I used to work at a large payments processor focussed on POS card transactions and ACH payments. Around 2000 we started adding e-commerce propositions, typically low volume high investment activity at that time. At first we missed success due to our focus on security with SET, the protocol from the brands based on a PKI infrastructure. PKI proved to be user-unfriendly and complex.
We moved to new platforms and attracted banks to offer our services to the market. I felt we were competing with the upcoming e-commerce payment service providers. To be honest our clients the banks and my organization couldn´t follow the speed that the more agile PSP could develop. Also banks where afraid to offer an internet solution they hardly understood, the complexity and the effort to connect merchants to the platform.
Main reasons for not achieving success where, the required amount of functionality and continuous speed of development, the lack of focus at the sales organizations from our customers the banks, and as a result the reduced volumes achieved.

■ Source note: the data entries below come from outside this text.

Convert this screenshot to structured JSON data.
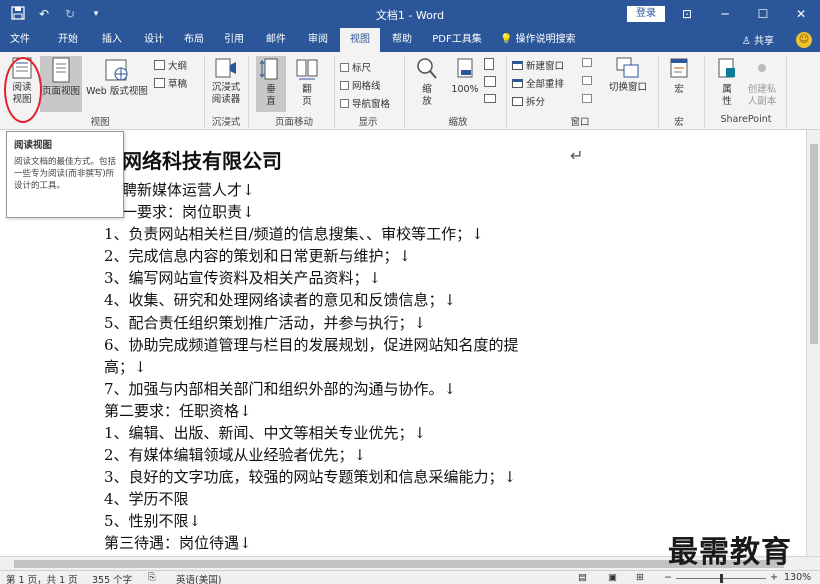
{
  "titlebar": {
    "title": "文档1  -  Word",
    "login_label": "登录",
    "qat": [
      "save-icon",
      "undo-icon",
      "redo-icon",
      "customize-icon"
    ]
  },
  "tabs": [
    {
      "label": "文件"
    },
    {
      "label": "开始"
    },
    {
      "label": "插入"
    },
    {
      "label": "设计"
    },
    {
      "label": "布局"
    },
    {
      "label": "引用"
    },
    {
      "label": "邮件"
    },
    {
      "label": "审阅"
    },
    {
      "label": "视图"
    },
    {
      "label": "帮助"
    },
    {
      "label": "PDF工具集"
    },
    {
      "label": "操作说明搜索"
    }
  ],
  "share_label": "共享",
  "ribbon": {
    "views": {
      "read_mode": "阅读\n视图",
      "print_layout": "页面视图",
      "web_layout": "Web 版式视图",
      "outline": "大纲",
      "draft": "草稿",
      "group_label": "视图"
    },
    "immersive": {
      "reader": "沉浸式\n阅读器",
      "group_label": "沉浸式"
    },
    "page_movement": {
      "vertical": "垂\n直",
      "side_to_side": "翻\n页",
      "group_label": "页面移动"
    },
    "show": {
      "ruler": "标尺",
      "gridlines": "网格线",
      "nav_pane": "导航窗格",
      "group_label": "显示"
    },
    "zoom": {
      "zoom": "缩\n放",
      "percent": "100%",
      "group_label": "缩放"
    },
    "window": {
      "new_window": "新建窗口",
      "arrange_all": "全部重排",
      "split": "拆分",
      "switch": "切换窗口",
      "group_label": "窗口"
    },
    "macros": {
      "macros": "宏",
      "group_label": "宏"
    },
    "sharepoint": {
      "properties": "属\n性",
      "private_copy": "创建私\n人副本",
      "group_label": "SharePoint"
    }
  },
  "tooltip": {
    "title": "阅读视图",
    "body": "阅读文档的最佳方式。包括一些专为阅读(而非撰写)所设计的工具。"
  },
  "document": {
    "title": "网络科技有限公司",
    "lines": [
      "聘新媒体运营人才↓",
      "一要求：岗位职责↓",
      "1、负责网站相关栏目/频道的信息搜集、、审校等工作；↓",
      "2、完成信息内容的策划和日常更新与维护；↓",
      "3、编写网站宣传资料及相关产品资料；↓",
      "4、收集、研究和处理网络读者的意见和反馈信息；↓",
      "5、配合责任组织策划推广活动，并参与执行；↓",
      "6、协助完成频道管理与栏目的发展规划，促进网站知名度的提",
      "高；↓",
      "7、加强与内部相关部门和组织外部的沟通与协作。↓",
      "第二要求：任职资格↓",
      "1、编辑、出版、新闻、中文等相关专业优先；↓",
      "2、有媒体编辑领域从业经验者优先；↓",
      "3、良好的文字功底，较强的网站专题策划和信息采编能力；↓",
      "4、学历不限",
      "5、性别不限↓",
      "第三待遇：岗位待遇↓"
    ]
  },
  "watermark": "最需教育",
  "statusbar": {
    "page": "第 1 页，共 1 页",
    "words": "355 个字",
    "language": "英语(美国)",
    "zoom": "130%"
  }
}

At the end we closed the services down in 2004 and our processor remained happy with its focus on POS card volumes that kept steadily rising at 8% a year without extra effort.
The PSP´s went on and attracted up to tens of thousand of merchants. The e-commerce volumes reached huge growth while maintaining high margins. Now e-commerce is 15% of total retail sales.
At that time I did not view the PSP´s as payment processor similar to our processor services. Wrong I was! Sure they didn´t need to offer 99.999% availability at low costs, comply with regulations as we did and surely had more effective and direct sales channels. But what a success they achieved, what a profitable business they operate and what a scale of operations is reached often offering worldwide services to multiple specific market segments.
Several PSP´s have been valuated at 100´s of millions of Euro´s in acquisitions.
Who will be the payment processor of the future?
Hard to tell, both the traditional payment processor and the PSP have stopped being innovative. They still focus on a single channel and miss the convergence of channels that is taking place in retail. Both have legacy systems and operations hard to change or only at huge costs and risk.
The PSP perhaps has best cards in hand. They still directly have the merchant in view as their customer where the regular payment processor works for financial institutions and only has indirect market contacts. PSP´s are used in operating multiple interfaces at reasonable effort, this is not the case at traditional processors. More importantly PSP´s offer added value services like reconciliation, fraud screening, e-wallet solutions and a broad range of payment methods.
So more customer centric and highly valued as they are I would suggest PSP´s to have a look at the physical retail POS environment as well and offer a multi channel solution to the retailer.
A great start for any payment processor would be to offer every e-tailer a mobile internet version, disclose the suitable payments methods and start innovating. Mobile internet will also be used to order services or products without a direct payment, payment could be performed at the pick up point, perhaps the physical shop. So a new playing field will emerge as mobile will bring the channels together and the processors cannot wait any longer. Most important is to think in terms of service providing to the merchant and redevelop services around this fact.
The payment processor of the future will have to walk some extra miles. Help the merchant increase his turnover by offering multi channel acceptance, reporting and added value services. Design together with the merchant a smart set of payment options for this channels that support sales while reducing costs.
Payment processors and acquirers could also have an important role in providing the merchants with knowledge and contracts for important services like Foursquare, Living Social and the likes that help merchants to distinguish themselves and attract customers.
If anyone can see the next generation payment processors I would be very interested.